In this Christmas season, I wish for you, dear friends, a moment of quiet, a starry night, and the distant singing of angels echoing off the breeze.
 “Glory to God in the highest, and on earth peace, good will toward men.”

Wednesday, December 3, 2014

Remember the Jetsons? ,,,


Nellie Rose. She's two.
Today, I received a FaceTime call on my iPhone from my two-year-old granddaughter. Yeah, I’ve gone all-Jetson on myself. Remember the Jetsons? They were this quirky cartoon family from the future with flying cars, vacuum cleaners that ran themselves, and watches that talked and projected images on the wall. Doesn’t seem all that strange now though with Smartphones, Skype, Instagrams and what-not. We are all the Jetsons these days. Well, my little Nellie Rose thinks nothing of it when she actually sees her MeMe on the phone. She will never, ever know how to ‘dial’ a phone or know what a busy signal sounds like, yet her little pudgy finger already knows how to tap a phone to get her MeMe’s face to pop up on command.
Technology. I’m hanging on by a hair. I can feel the wave of it coming towards me and I’m going to either have to ride the wave or dive under it before it drowns me. It’s not that I can’t understand it, it’s that I simply no longer want to. I know what I need to know to get along and see no sense in knowing the difference between a broadband and a headband.
Gary was our resident techie. When he died, the music truly died around here. I can’t for the life of me figure out the password to get a CD to play from my computer through the wireless surround sound the Hubs has wired throughout the house. And, of course, it’s not really a CD at all, but rather some kind of airwave thingy that magically plays on iTunes through my computer.
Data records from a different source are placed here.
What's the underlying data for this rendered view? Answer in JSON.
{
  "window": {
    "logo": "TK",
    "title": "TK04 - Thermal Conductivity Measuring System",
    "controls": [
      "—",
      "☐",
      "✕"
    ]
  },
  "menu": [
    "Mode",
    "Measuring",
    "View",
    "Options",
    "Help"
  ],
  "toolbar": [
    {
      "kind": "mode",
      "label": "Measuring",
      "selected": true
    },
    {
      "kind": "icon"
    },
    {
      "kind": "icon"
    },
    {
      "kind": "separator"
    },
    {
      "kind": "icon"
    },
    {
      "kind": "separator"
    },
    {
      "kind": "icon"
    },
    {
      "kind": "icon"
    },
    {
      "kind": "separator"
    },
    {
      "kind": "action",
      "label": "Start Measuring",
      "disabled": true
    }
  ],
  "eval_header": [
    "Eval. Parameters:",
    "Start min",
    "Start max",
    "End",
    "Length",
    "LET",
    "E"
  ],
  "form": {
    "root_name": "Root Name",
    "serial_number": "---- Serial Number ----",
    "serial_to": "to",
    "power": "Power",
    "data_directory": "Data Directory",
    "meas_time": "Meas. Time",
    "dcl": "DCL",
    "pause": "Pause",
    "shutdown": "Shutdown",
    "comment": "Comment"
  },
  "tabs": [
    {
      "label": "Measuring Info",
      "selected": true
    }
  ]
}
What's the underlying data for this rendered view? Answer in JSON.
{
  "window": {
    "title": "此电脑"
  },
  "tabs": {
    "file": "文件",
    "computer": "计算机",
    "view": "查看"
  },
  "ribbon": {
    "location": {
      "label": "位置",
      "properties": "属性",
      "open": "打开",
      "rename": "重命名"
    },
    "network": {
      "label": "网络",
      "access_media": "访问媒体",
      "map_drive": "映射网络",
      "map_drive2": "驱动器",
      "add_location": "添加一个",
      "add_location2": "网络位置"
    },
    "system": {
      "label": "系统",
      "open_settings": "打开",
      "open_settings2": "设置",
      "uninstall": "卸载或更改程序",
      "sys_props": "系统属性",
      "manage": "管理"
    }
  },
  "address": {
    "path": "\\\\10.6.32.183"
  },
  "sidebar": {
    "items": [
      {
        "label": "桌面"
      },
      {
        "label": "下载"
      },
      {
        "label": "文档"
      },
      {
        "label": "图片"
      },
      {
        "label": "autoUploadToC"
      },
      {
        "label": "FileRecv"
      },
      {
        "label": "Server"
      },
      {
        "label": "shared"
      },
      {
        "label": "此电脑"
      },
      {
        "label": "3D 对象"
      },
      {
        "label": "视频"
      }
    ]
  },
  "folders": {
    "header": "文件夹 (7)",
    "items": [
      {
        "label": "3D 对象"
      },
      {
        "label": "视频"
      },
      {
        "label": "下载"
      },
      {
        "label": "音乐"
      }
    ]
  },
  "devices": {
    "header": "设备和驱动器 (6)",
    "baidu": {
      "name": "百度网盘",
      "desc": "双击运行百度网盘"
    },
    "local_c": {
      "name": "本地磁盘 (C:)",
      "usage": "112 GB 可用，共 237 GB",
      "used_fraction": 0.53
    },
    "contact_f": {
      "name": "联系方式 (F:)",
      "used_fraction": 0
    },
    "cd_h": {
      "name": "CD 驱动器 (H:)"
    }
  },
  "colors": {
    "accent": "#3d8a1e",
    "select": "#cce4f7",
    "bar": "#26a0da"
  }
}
I’d give anything right now to take an album out of its cover and put it on the hi-fi turntable and gently place the needle on the vinyl. (I know, for those under 45, you have no clue what I just said.)
I miss my husband on many levels and in many, many ways. He was my shelter in a storm, my warmth against the cold, my strength when I was lacking. He was also my resident electrician, handyman, computer expert, picture hanger, and lawn guy. I discover new losses with each passing day.
The Hubs would have been tickled to see Nellie’s curly head pop up on his iPhone. That would’ve been right up his alley. I was pretty pleased myself. So, what did my granddaughter want when she called? She wanted to show me her new potty. It’s a big, red, ladybug thingy. She’s thrilled with it. So thrilled, she wanted me to see her potty on it. I did. The Jetsons would have been speechless.